We are lucky enough in Charlotte to have a Children’s science museum in town. One of our visits a few weeks ago, I noticed a flier for the very first mini-maker faire in Charlotte. I knew the term Makers but had not heard about the faires so I made a mental note to bring my curious daughter to the event. My initial thought was that it was a convention of DIY-ers in the technology and engineering space. However, while it is some of that, I was blown away by how diverse and rich the experience was around innovations in arts, sciences and technology. It was like a giant and fun science fair. Where else do you get to touch and feel a 3D printed car?? Yep, you read that right. A whole car made of components printed from a 3D printer.
At a typical Maker Faire, makers of every kind – whether in technology, crafts, engineering, science, education, writing or visual arts – gather to share the beauty of their own creative genius and to network with fellow creatives. The air is bustling with excitement and brimming with possibility. You’ll easily be able to see its effect in your daughter’s eyes as she soaks it all in through conversations, projects, and experiments. There are numerous opportunities for interaction such as engaging with a scientist through question and answer, sitting in on an explanation of how a robot works before making a simple robot of her own, or taking part in a workshop about making homemade butter. These events are meant to be hands-on, so encourage your daughter to dig in!
A little history …
Maker Media, the publisher of MAKE magazine since 2005, is responsible for the genesis of the Maker Faire. The first Maker Faire began in San Mateo, California, one year after the magazine was published, and has since reached worldwide influence with nearly 150 Featured and Mini Maker Faires around the world and thousands upon thousands of makers and visitors in attendance. Fifty percent of the attendees come with their children, as these events are intended to suit all ages, but because Maker Faires can be a bit overwhelming (we’re talking 75,000 people in one location), it’s always a good idea to introduce your daughter to these types of events by first taking her to a Mini Maker Faire.
Does your city have a mini faire?
Mini Maker Faires are the local versions of the Maker Faire. They are put on by the community for the community, and have a totally different flavor than the national Maker Faire. Each community naturally creates its own essence – maybe the culture of the city is modern and technology oriented or maybe it’s more focused on reinventing old world techniques – those aspects of the community are fully embodied in the spirit of each Mini Maker Faire. Participating in an event of this size is a wonderful opportunity for you to introduce your daughter to people within your own sphere that can inspire her in her own creativity. You may even connect with organizations that host programs in your city that you never knew existed or find a personal mentor for your daughter in her particular field of interest. It could also be a great opportunity for your daughter to find something new she’d be interested in pursuing. The Maker Faire’s website keeps an updated schedule of all the mini fairies nationally.
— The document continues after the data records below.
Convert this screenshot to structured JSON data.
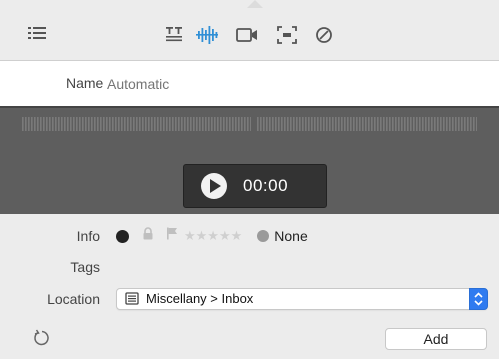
{
  "toolbar": {
    "icons": [
      "list-icon",
      "text-format-icon",
      "audio-waveform-icon",
      "video-camera-icon",
      "screen-capture-icon",
      "blocked-icon"
    ],
    "active_color": "#2f8fd6"
  },
  "name": {
    "label": "Name",
    "placeholder": "Automatic"
  },
  "player": {
    "time": "00:00"
  },
  "info": {
    "label": "Info",
    "rating_stars": "★★★★★",
    "color_label": "None",
    "rating": 0
  },
  "tags": {
    "label": "Tags"
  },
  "location": {
    "label": "Location",
    "value": "Miscellany > Inbox"
  },
  "add_button": {
    "label": "Add"
  }
}
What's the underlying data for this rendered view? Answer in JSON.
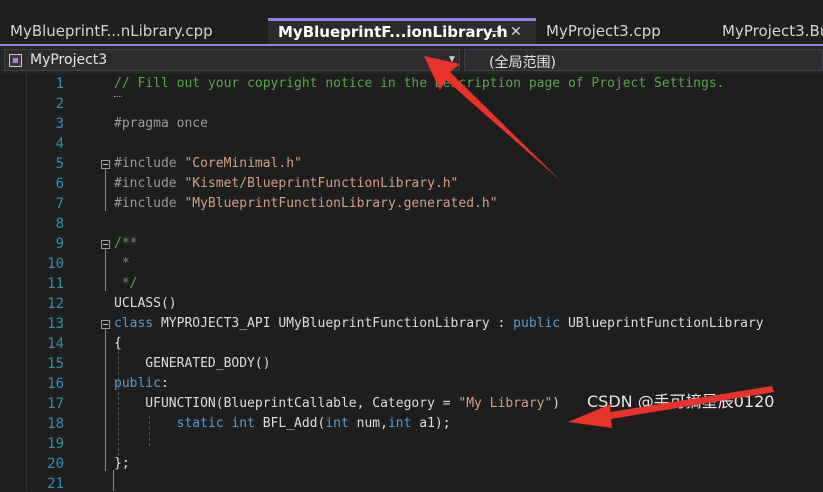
{
  "tabs": [
    {
      "label": "MyBlueprintF...nLibrary.cpp",
      "active": false
    },
    {
      "label": "MyBlueprintF...ionLibrary.h",
      "active": true
    },
    {
      "label": "MyProject3.cpp",
      "active": false
    },
    {
      "label": "MyProject3.Bu",
      "active": false
    }
  ],
  "tab_icons": {
    "pin": "pin-icon",
    "close": "close-icon"
  },
  "navbar": {
    "project": "MyProject3",
    "scope": "(全局范围)"
  },
  "editor": {
    "line_numbers": [
      "1",
      "2",
      "3",
      "4",
      "5",
      "6",
      "7",
      "8",
      "9",
      "10",
      "11",
      "12",
      "13",
      "14",
      "15",
      "16",
      "17",
      "18",
      "19",
      "20",
      "21"
    ],
    "lines": {
      "l1": "// Fill out your copyright notice in the Description page of Project Settings.",
      "l3": "#pragma once",
      "l5_pre": "#include ",
      "l5_str": "\"CoreMinimal.h\"",
      "l6_pre": "#include ",
      "l6_str": "\"Kismet/BlueprintFunctionLibrary.h\"",
      "l7_pre": "#include ",
      "l7_str": "\"MyBlueprintFunctionLibrary.generated.h\"",
      "l9": "/**",
      "l10": " *",
      "l11": " */",
      "l12": "UCLASS()",
      "l13_kw": "class",
      "l13_rest": " MYPROJECT3_API UMyBlueprintFunctionLibrary : ",
      "l13_kw2": "public",
      "l13_base": " UBlueprintFunctionLibrary",
      "l14": "{",
      "l15": "    GENERATED_BODY()",
      "l16_kw": "public",
      "l16_rest": ":",
      "l17_a": "    UFUNCTION(BlueprintCallable, Category = ",
      "l17_str": "\"My Library\"",
      "l17_b": ")",
      "l18_kw1": "        static",
      "l18_sp": " ",
      "l18_kw2": "int",
      "l18_a": " BFL_Add(",
      "l18_kw3": "int",
      "l18_b": " num,",
      "l18_kw4": "int",
      "l18_c": " a1);",
      "l20": "};"
    }
  },
  "watermark": "CSDN @手可摘星辰0120",
  "colors": {
    "accent": "#9283e0",
    "comment": "#57a64a",
    "keyword": "#569cd6",
    "string": "#d69d85",
    "line_number": "#2b91af",
    "annotation_arrow": "#e8332a"
  }
}
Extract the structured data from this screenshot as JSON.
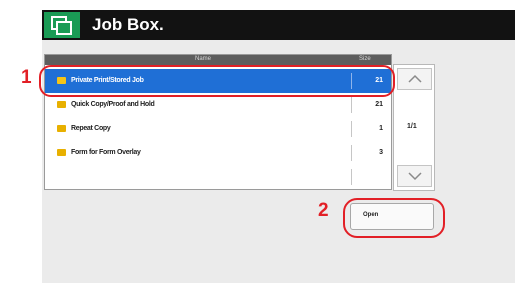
{
  "title": "Job Box.",
  "table": {
    "header_name": "Name",
    "header_size": "Size",
    "rows": [
      {
        "name": "Private Print/Stored Job",
        "count": "21",
        "selected": true
      },
      {
        "name": "Quick Copy/Proof and Hold",
        "count": "21",
        "selected": false
      },
      {
        "name": "Repeat Copy",
        "count": "1",
        "selected": false
      },
      {
        "name": "Form for Form Overlay",
        "count": "3",
        "selected": false
      },
      {
        "name": "",
        "count": "",
        "selected": false
      }
    ]
  },
  "page_indicator": "1/1",
  "open_button": "Open",
  "callouts": [
    "1",
    "2"
  ],
  "colors": {
    "accent_green": "#1a9b55",
    "selected_blue": "#1f6fd6",
    "callout_red": "#e21f26"
  },
  "icons": [
    "job-box-icon",
    "folder-icon",
    "chevron-up-icon",
    "chevron-down-icon"
  ]
}
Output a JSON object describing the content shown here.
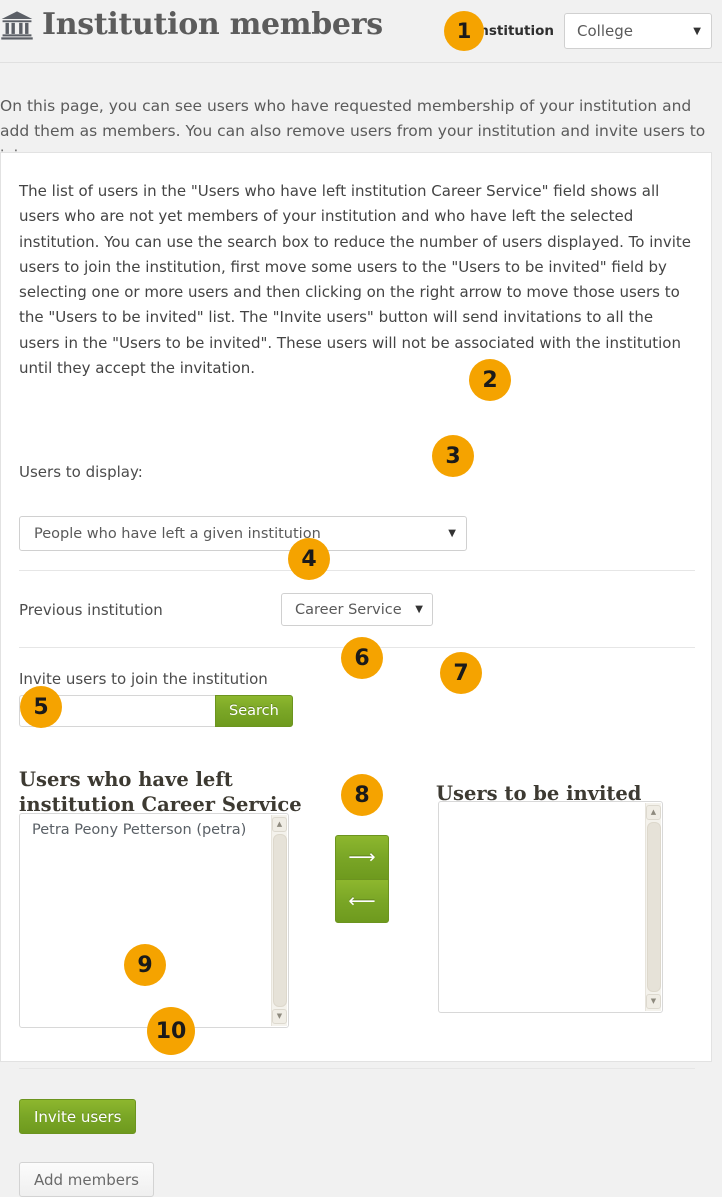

When you decide to visit a faire, here are 3 Tips for having a successful visit to your 1st Faire:
Look ahead at the schedule and pick out the workshops or exhibitions you don’t want to miss. Plan your visit around those events because many of them will have timed sessions for their demonstrations. Also, this will allow you to pick activities that are great fit for your child’s age and interests.
Bring some cash: Many vendors will be selling some of their unique handmade wares and its not uncommon to find that they are not prepared to accept other forms of payment outside of cash. My daughter and I were both bummed after we tasted some delicious honey but needed cash to buy it.
Explore boldly: Do your best to add some activities into the mix that your child has had no exposure to. This, after all, is the point of the faire. On our way home, I asked my daughter what her favorite experience at the faire was and to my surprise, my then almost 4 year old daughter LOVED the Oculus Rift virtual reality experience! This is not something I expected to be memorable for her at all.
That’s it. All that’s left to do is for you to look up your city, plan a visit, and tell us all about it when you do!